- _What the exercise asks_
Nothing belongs in the answer except the lines of the material that include "icon".

START Extracted data

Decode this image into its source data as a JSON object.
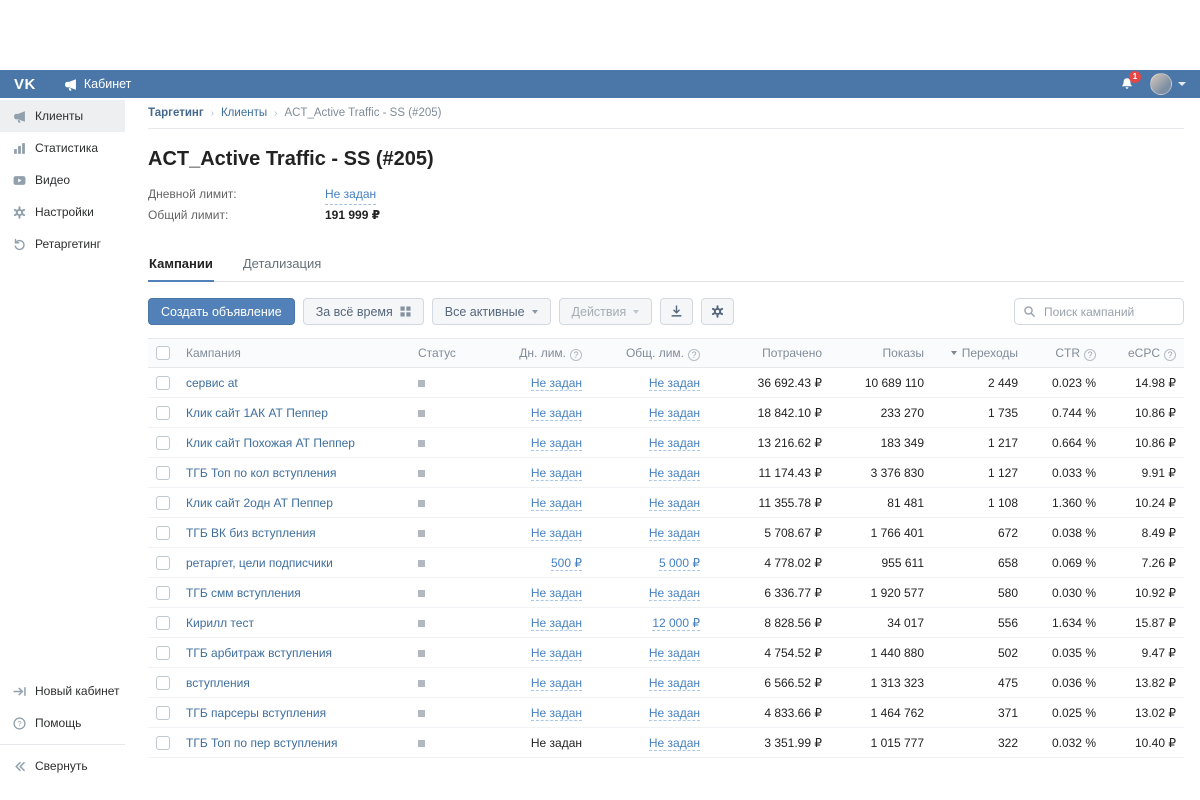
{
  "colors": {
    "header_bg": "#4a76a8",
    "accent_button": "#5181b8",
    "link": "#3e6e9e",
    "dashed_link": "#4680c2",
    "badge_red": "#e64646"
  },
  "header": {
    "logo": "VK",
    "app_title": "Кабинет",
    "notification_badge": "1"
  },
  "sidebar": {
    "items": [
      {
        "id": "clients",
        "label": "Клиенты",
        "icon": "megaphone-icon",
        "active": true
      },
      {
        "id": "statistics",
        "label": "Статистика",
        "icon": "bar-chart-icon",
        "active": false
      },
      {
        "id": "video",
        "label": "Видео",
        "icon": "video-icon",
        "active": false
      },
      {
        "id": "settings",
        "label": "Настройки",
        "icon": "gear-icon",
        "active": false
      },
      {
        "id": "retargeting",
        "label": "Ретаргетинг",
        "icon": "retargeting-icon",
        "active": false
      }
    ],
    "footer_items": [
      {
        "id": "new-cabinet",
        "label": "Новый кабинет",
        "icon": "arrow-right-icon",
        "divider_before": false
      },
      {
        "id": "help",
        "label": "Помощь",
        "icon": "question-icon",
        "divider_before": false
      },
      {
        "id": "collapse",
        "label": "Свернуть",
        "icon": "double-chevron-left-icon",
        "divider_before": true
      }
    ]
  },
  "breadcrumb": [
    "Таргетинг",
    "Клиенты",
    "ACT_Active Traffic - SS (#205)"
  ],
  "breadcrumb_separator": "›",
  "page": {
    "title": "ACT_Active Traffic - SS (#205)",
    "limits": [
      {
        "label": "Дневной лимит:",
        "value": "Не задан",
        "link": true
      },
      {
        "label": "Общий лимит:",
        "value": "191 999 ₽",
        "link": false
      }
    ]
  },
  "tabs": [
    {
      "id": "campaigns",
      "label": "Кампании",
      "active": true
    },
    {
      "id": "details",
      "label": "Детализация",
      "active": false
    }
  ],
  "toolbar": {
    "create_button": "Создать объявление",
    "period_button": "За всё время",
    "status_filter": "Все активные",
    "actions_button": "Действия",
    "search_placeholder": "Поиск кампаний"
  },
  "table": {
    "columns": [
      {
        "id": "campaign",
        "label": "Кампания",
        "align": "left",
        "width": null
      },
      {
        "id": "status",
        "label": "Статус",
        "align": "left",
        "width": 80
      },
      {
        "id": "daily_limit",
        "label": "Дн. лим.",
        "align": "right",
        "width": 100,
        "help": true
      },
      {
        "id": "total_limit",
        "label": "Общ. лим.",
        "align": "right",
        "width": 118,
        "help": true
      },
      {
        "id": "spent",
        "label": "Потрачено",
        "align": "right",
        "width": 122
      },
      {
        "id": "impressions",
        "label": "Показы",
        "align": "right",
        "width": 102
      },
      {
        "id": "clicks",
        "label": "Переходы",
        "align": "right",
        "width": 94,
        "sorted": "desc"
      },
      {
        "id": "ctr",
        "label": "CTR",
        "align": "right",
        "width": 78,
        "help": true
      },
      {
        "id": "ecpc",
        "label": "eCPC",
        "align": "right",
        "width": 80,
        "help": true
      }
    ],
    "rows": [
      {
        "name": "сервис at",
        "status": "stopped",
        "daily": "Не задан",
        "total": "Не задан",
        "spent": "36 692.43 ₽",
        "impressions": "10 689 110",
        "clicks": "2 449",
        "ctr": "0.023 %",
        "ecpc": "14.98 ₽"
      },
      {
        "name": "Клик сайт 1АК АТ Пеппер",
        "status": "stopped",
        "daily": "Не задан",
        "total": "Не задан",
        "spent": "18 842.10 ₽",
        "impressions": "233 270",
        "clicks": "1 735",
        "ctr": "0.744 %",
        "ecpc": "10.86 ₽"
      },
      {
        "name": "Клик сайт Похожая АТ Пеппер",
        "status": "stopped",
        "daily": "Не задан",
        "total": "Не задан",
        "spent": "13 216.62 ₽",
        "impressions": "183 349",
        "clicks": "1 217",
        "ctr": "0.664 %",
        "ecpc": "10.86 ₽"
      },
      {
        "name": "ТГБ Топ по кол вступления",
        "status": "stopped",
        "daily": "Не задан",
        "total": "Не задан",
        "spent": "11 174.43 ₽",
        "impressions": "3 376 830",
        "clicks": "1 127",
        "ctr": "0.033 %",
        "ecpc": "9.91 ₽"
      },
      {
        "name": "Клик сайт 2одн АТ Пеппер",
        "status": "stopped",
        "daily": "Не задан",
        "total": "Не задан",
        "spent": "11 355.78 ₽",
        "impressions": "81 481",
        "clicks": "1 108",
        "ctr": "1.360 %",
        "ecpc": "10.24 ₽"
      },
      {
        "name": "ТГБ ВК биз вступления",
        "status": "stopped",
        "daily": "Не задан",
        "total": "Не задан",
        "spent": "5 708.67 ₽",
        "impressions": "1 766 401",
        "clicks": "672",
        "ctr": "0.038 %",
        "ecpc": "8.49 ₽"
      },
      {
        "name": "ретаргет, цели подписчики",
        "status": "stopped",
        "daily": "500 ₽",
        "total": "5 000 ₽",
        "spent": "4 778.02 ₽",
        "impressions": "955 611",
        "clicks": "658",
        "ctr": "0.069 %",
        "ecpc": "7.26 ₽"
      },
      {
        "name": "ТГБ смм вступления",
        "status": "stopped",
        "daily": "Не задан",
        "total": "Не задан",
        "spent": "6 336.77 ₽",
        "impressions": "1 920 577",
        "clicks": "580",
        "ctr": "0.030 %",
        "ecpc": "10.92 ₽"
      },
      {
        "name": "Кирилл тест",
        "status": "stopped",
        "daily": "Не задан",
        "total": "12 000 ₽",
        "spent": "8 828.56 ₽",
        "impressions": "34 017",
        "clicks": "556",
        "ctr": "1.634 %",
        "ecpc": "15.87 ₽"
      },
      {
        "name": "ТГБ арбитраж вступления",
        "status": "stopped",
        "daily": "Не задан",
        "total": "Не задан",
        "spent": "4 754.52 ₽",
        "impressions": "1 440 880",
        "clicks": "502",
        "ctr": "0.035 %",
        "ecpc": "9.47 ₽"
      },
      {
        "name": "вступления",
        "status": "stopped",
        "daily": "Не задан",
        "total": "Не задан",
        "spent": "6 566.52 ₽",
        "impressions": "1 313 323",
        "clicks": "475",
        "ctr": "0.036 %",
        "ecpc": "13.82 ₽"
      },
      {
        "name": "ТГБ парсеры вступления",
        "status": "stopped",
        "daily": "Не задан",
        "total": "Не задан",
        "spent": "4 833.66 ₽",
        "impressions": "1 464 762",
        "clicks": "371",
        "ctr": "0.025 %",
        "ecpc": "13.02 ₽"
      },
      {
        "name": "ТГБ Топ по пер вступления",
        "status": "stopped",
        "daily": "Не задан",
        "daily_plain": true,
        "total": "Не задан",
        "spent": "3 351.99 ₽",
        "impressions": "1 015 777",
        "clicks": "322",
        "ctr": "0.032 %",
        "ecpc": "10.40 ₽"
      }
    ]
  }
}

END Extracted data

- _Expected answer_
        "icon": "megaphone-icon",
        "icon": "bar-chart-icon",
        "icon": "video-icon",
        "icon": "gear-icon",
        "icon": "retargeting-icon",
        "icon": "arrow-right-icon",
        "icon": "question-icon",
        "icon": "double-chevron-left-icon",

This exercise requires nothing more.